## TASK TO CARRY OUT:
Search the records below for the word "image". Pull out each line that has it.

## DATA IN THIS EXERCISE:
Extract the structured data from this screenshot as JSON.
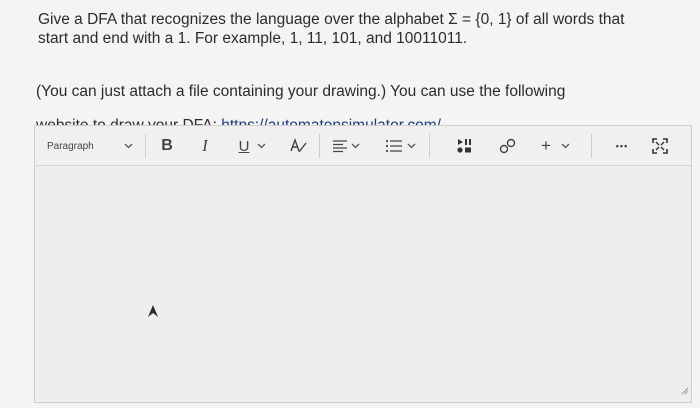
{
  "question": {
    "line1": "Give a DFA that recognizes the language over the alphabet Σ = {0, 1} of all words that",
    "line2": "start and end with a 1. For example, 1, 11, 101, and 10011011.",
    "line3": "(You can just attach a file containing your drawing.) You can use the following",
    "line4_prefix": "website to draw your DFA: ",
    "link": "https://automatonsimulator.com/"
  },
  "toolbar": {
    "paragraph_label": "Paragraph",
    "bold_label": "B",
    "italic_label": "I",
    "underline_label": "U",
    "insert_label": "+",
    "more_label": "•••"
  },
  "colors": {
    "link": "#1e3a78",
    "text": "#2b2b2b"
  }
}
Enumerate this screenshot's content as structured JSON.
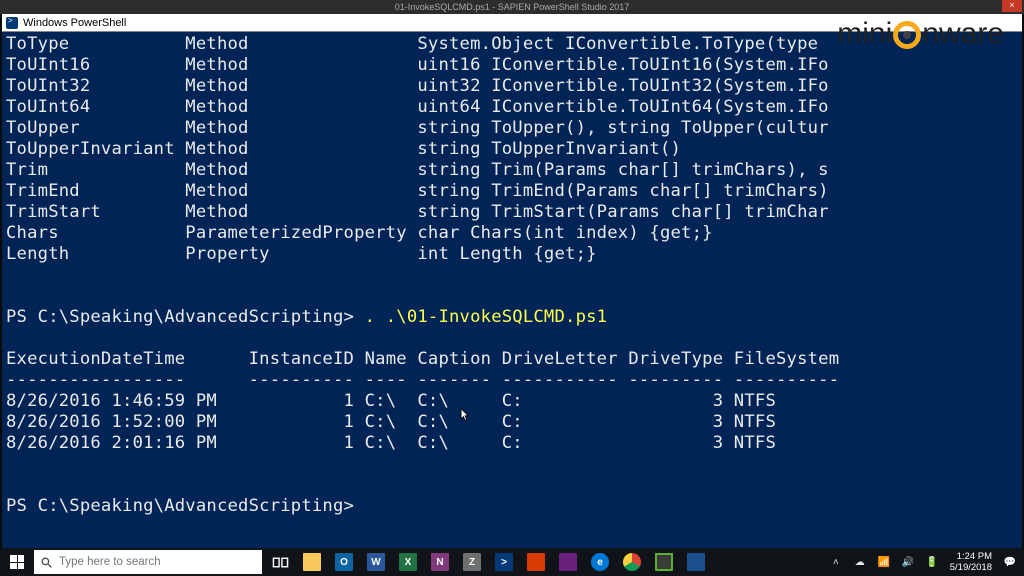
{
  "ide": {
    "title": "01-InvokeSQLCMD.ps1 - SAPIEN PowerShell Studio 2017"
  },
  "logo": {
    "pre": "mini",
    "post": "nware"
  },
  "ps_window": {
    "title": "Windows PowerShell"
  },
  "members": [
    {
      "name": "ToType",
      "type": "Method",
      "def": "System.Object IConvertible.ToType(type"
    },
    {
      "name": "ToUInt16",
      "type": "Method",
      "def": "uint16 IConvertible.ToUInt16(System.IFo"
    },
    {
      "name": "ToUInt32",
      "type": "Method",
      "def": "uint32 IConvertible.ToUInt32(System.IFo"
    },
    {
      "name": "ToUInt64",
      "type": "Method",
      "def": "uint64 IConvertible.ToUInt64(System.IFo"
    },
    {
      "name": "ToUpper",
      "type": "Method",
      "def": "string ToUpper(), string ToUpper(cultur"
    },
    {
      "name": "ToUpperInvariant",
      "type": "Method",
      "def": "string ToUpperInvariant()"
    },
    {
      "name": "Trim",
      "type": "Method",
      "def": "string Trim(Params char[] trimChars), s"
    },
    {
      "name": "TrimEnd",
      "type": "Method",
      "def": "string TrimEnd(Params char[] trimChars)"
    },
    {
      "name": "TrimStart",
      "type": "Method",
      "def": "string TrimStart(Params char[] trimChar"
    },
    {
      "name": "Chars",
      "type": "ParameterizedProperty",
      "def": "char Chars(int index) {get;}"
    },
    {
      "name": "Length",
      "type": "Property",
      "def": "int Length {get;}"
    }
  ],
  "prompt1": {
    "path": "PS C:\\Speaking\\AdvancedScripting>",
    "cmd": ". .\\01-InvokeSQLCMD.ps1"
  },
  "table": {
    "headers": [
      "ExecutionDateTime",
      "InstanceID",
      "Name",
      "Caption",
      "DriveLetter",
      "DriveType",
      "FileSystem"
    ],
    "rows": [
      [
        "8/26/2016 1:46:59 PM",
        "1",
        "C:\\",
        "C:\\",
        "C:",
        "3",
        "NTFS"
      ],
      [
        "8/26/2016 1:52:00 PM",
        "1",
        "C:\\",
        "C:\\",
        "C:",
        "3",
        "NTFS"
      ],
      [
        "8/26/2016 2:01:16 PM",
        "1",
        "C:\\",
        "C:\\",
        "C:",
        "3",
        "NTFS"
      ]
    ]
  },
  "prompt2": {
    "path": "PS C:\\Speaking\\AdvancedScripting>"
  },
  "taskbar": {
    "search_placeholder": "Type here to search",
    "clock_time": "1:24 PM",
    "clock_date": "5/19/2018"
  },
  "chart_data": {
    "type": "table",
    "title": "Drive query output",
    "columns": [
      "ExecutionDateTime",
      "InstanceID",
      "Name",
      "Caption",
      "DriveLetter",
      "DriveType",
      "FileSystem"
    ],
    "rows": [
      [
        "8/26/2016 1:46:59 PM",
        1,
        "C:\\",
        "C:\\",
        "C:",
        3,
        "NTFS"
      ],
      [
        "8/26/2016 1:52:00 PM",
        1,
        "C:\\",
        "C:\\",
        "C:",
        3,
        "NTFS"
      ],
      [
        "8/26/2016 2:01:16 PM",
        1,
        "C:\\",
        "C:\\",
        "C:",
        3,
        "NTFS"
      ]
    ]
  }
}
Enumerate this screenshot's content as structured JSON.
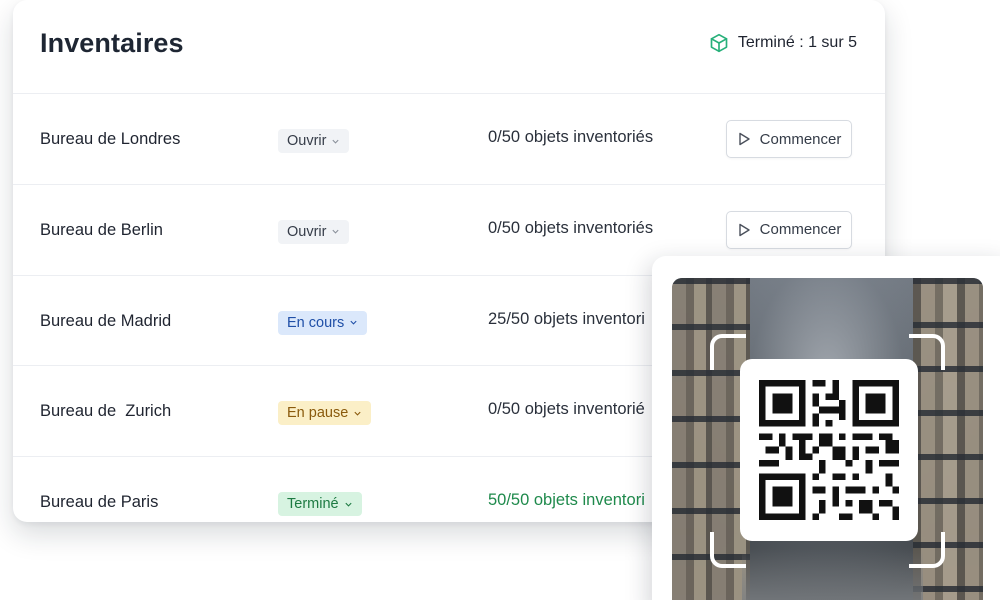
{
  "header": {
    "title": "Inventaires",
    "status_icon": "box-icon",
    "status_text": "Terminé : 1 sur 5",
    "accent_color": "#27b07a"
  },
  "rows": [
    {
      "name": "Bureau de Londres",
      "status": "Ouvrir",
      "count": "0/50 objets inventoriés",
      "action": "Commencer"
    },
    {
      "name": "Bureau de Berlin",
      "status": "Ouvrir",
      "count": "0/50 objets inventoriés",
      "action": "Commencer"
    },
    {
      "name": "Bureau de Madrid",
      "status": "En cours",
      "count": "25/50 objets inventori"
    },
    {
      "name": "Bureau de  Zurich",
      "status": "En pause",
      "count": "0/50 objets inventorié"
    },
    {
      "name": "Bureau de Paris",
      "status": "Terminé",
      "count": "50/50 objets inventori"
    }
  ],
  "scanner": {
    "image": "warehouse-aisle",
    "qr_icon": "qr-code-icon"
  }
}
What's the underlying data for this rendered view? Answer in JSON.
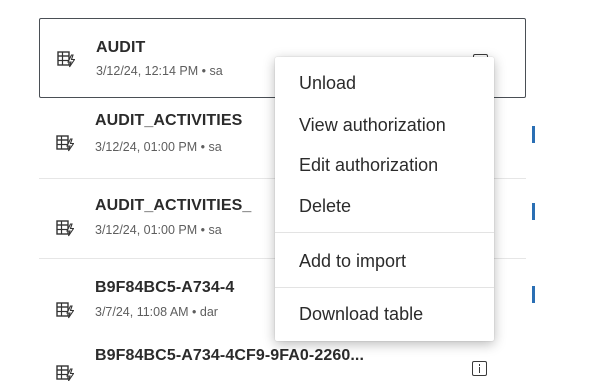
{
  "tables": [
    {
      "name": "AUDIT",
      "meta": "3/12/24, 12:14 PM • sa",
      "selected": true
    },
    {
      "name": "AUDIT_ACTIVITIES",
      "meta": "3/12/24, 01:00 PM • sa"
    },
    {
      "name": "AUDIT_ACTIVITIES_",
      "meta": "3/12/24, 01:00 PM • sa"
    },
    {
      "name": "B9F84BC5-A734-4",
      "meta": "3/7/24, 11:08 AM • dar"
    },
    {
      "name": "B9F84BC5-A734-4CF9-9FA0-2260...",
      "meta": ""
    }
  ],
  "context_menu": {
    "items": [
      "Unload",
      "View authorization",
      "Edit authorization",
      "Delete",
      "Add to import",
      "Download table"
    ]
  },
  "icons": {
    "table": "table-icon",
    "info": "info-icon"
  },
  "colors": {
    "selected_border": "#4a4f55",
    "accent": "#2a6fb4"
  }
}
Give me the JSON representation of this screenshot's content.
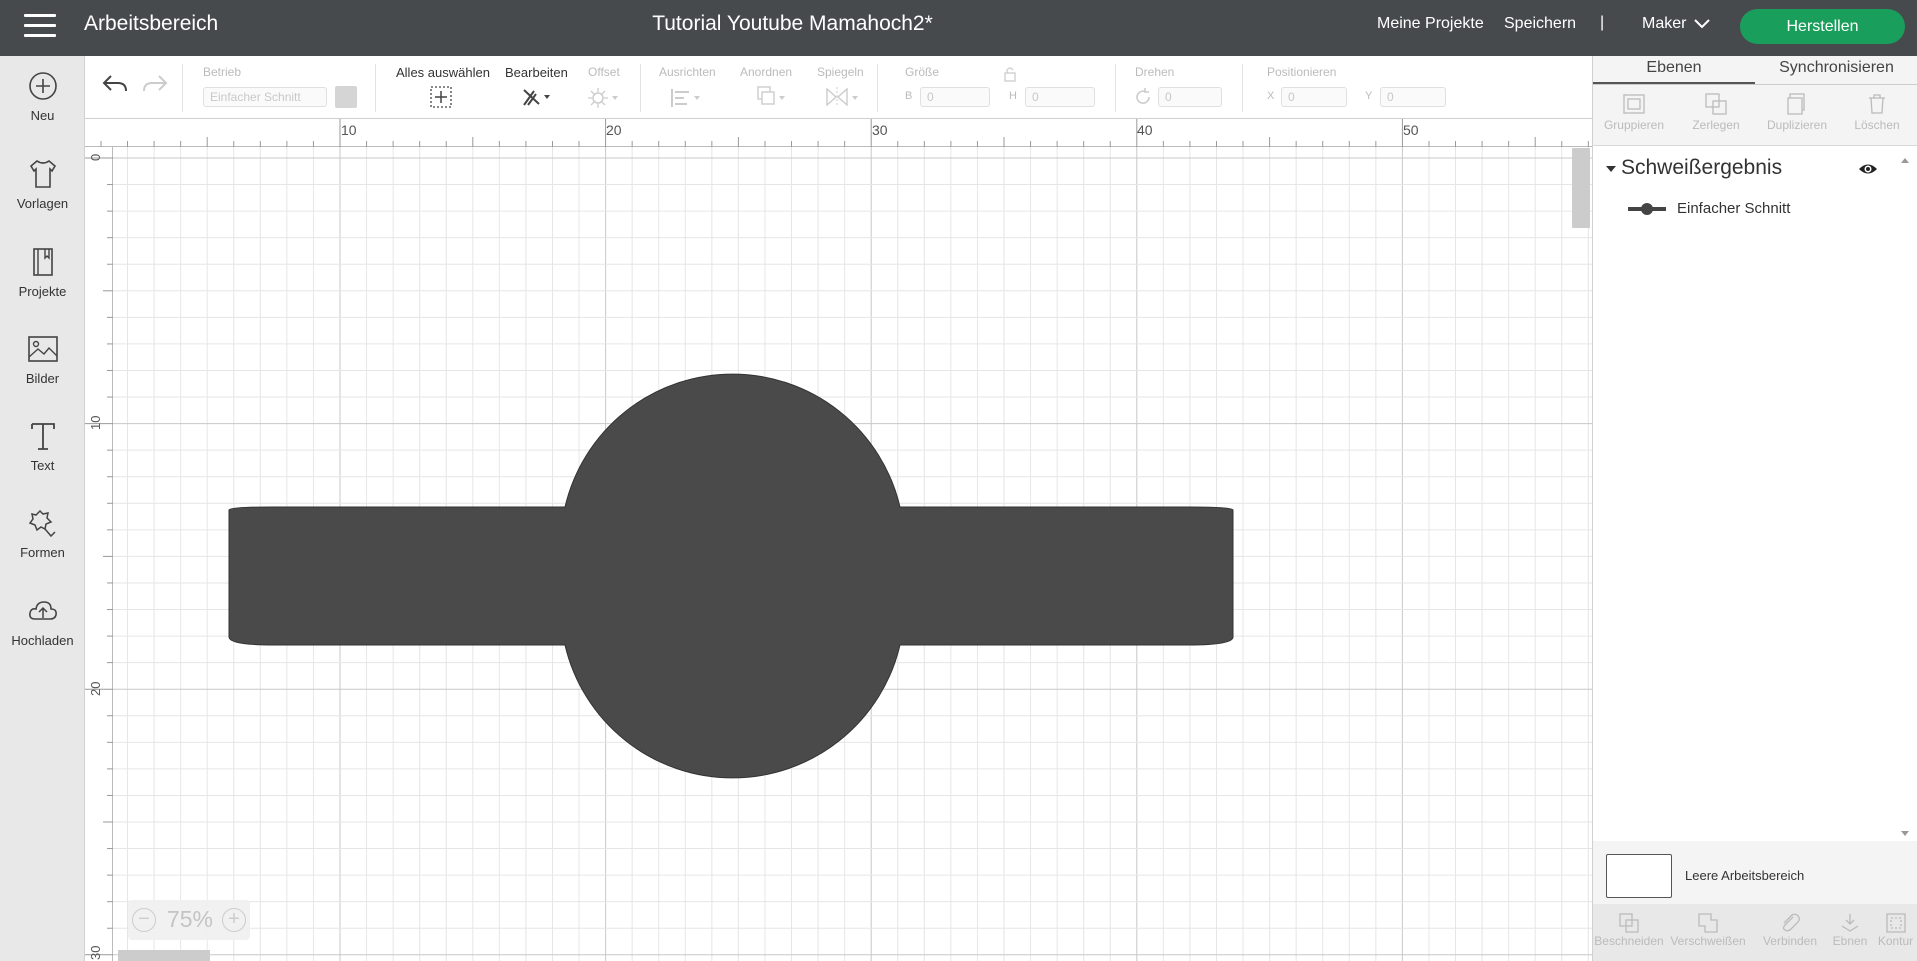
{
  "topbar": {
    "app_title": "Arbeitsbereich",
    "doc_title": "Tutorial Youtube Mamahoch2*",
    "my_projects": "Meine Projekte",
    "save": "Speichern",
    "separator": "|",
    "machine": "Maker",
    "make": "Herstellen",
    "make_color": "#1a9e5b"
  },
  "sidebar": {
    "items": [
      {
        "label": "Neu",
        "icon": "plus-circle-icon"
      },
      {
        "label": "Vorlagen",
        "icon": "tshirt-icon"
      },
      {
        "label": "Projekte",
        "icon": "notebook-icon"
      },
      {
        "label": "Bilder",
        "icon": "image-icon"
      },
      {
        "label": "Text",
        "icon": "text-icon"
      },
      {
        "label": "Formen",
        "icon": "shapes-icon"
      },
      {
        "label": "Hochladen",
        "icon": "cloud-upload-icon"
      }
    ]
  },
  "toolbar": {
    "operation_label": "Betrieb",
    "operation_value": "Einfacher Schnitt",
    "select_all": "Alles auswählen",
    "edit": "Bearbeiten",
    "offset": "Offset",
    "align": "Ausrichten",
    "arrange": "Anordnen",
    "flip": "Spiegeln",
    "size": "Größe",
    "size_w_label": "B",
    "size_w": "0",
    "size_h_label": "H",
    "size_h": "0",
    "rotate": "Drehen",
    "rotate_value": "0",
    "position": "Positionieren",
    "pos_x_label": "X",
    "pos_x": "0",
    "pos_y_label": "Y",
    "pos_y": "0"
  },
  "rulers": {
    "top": [
      "10",
      "20",
      "30",
      "40",
      "50"
    ],
    "left": [
      "0",
      "10",
      "20",
      "30"
    ]
  },
  "zoom": {
    "value": "75%",
    "minus": "−",
    "plus": "+"
  },
  "right_panel": {
    "tabs": [
      "Ebenen",
      "Synchronisieren"
    ],
    "actions": [
      "Gruppieren",
      "Zerlegen",
      "Duplizieren",
      "Löschen"
    ],
    "layer_group": "Schweißergebnis",
    "layer_item": "Einfacher Schnitt",
    "canvas_label": "Leere Arbeitsbereich",
    "bottom_actions": [
      "Beschneiden",
      "Verschweißen",
      "Verbinden",
      "Ebnen",
      "Kontur"
    ]
  },
  "shape_color": "#4a4a4a"
}
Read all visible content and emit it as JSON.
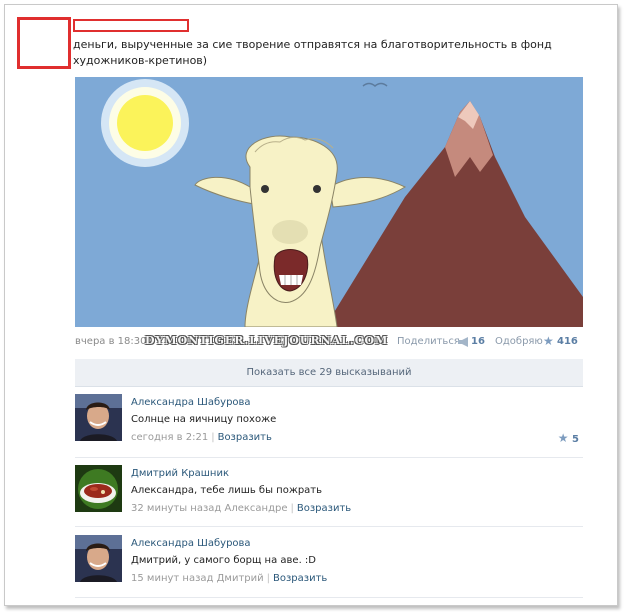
{
  "post": {
    "text": "деньги, вырученные за сие творение отправятся на благотворительность в фонд художников-кретинов)",
    "date": "вчера в 18:30",
    "watermark": "DYMONTIGER.LIVEJOURNAL.COM",
    "share_label": "Поделиться",
    "share_count": "16",
    "like_label": "Одобряю",
    "like_count": "416"
  },
  "comments_header": {
    "show_all_label": "Показать все 29 высказываний"
  },
  "comments": [
    {
      "author": "Александра Шабурова",
      "text": "Солнце на яичницу похоже",
      "time": "сегодня в 2:21",
      "reply_label": "Возразить",
      "likes": "5"
    },
    {
      "author": "Дмитрий Крашник",
      "text": "Александра, тебе лишь бы пожрать",
      "time": "32 минуты назад Александре",
      "reply_label": "Возразить"
    },
    {
      "author": "Александра Шабурова",
      "text": "Дмитрий, у самого борщ на аве. :D",
      "time": "15 минут назад Дмитрий",
      "reply_label": "Возразить"
    }
  ],
  "colors": {
    "sky": "#7ea9d6",
    "mountain": "#7a3f3a",
    "sun": "#fbf35a",
    "llama": "#f7f2c6",
    "redaction": "#e02f2f",
    "link": "#2b587a"
  },
  "icons": [
    "megaphone-icon",
    "star-icon"
  ]
}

## SOLVED EXERCISE:
    "image": "warehouse-aisle",
        "icon": "image-icon"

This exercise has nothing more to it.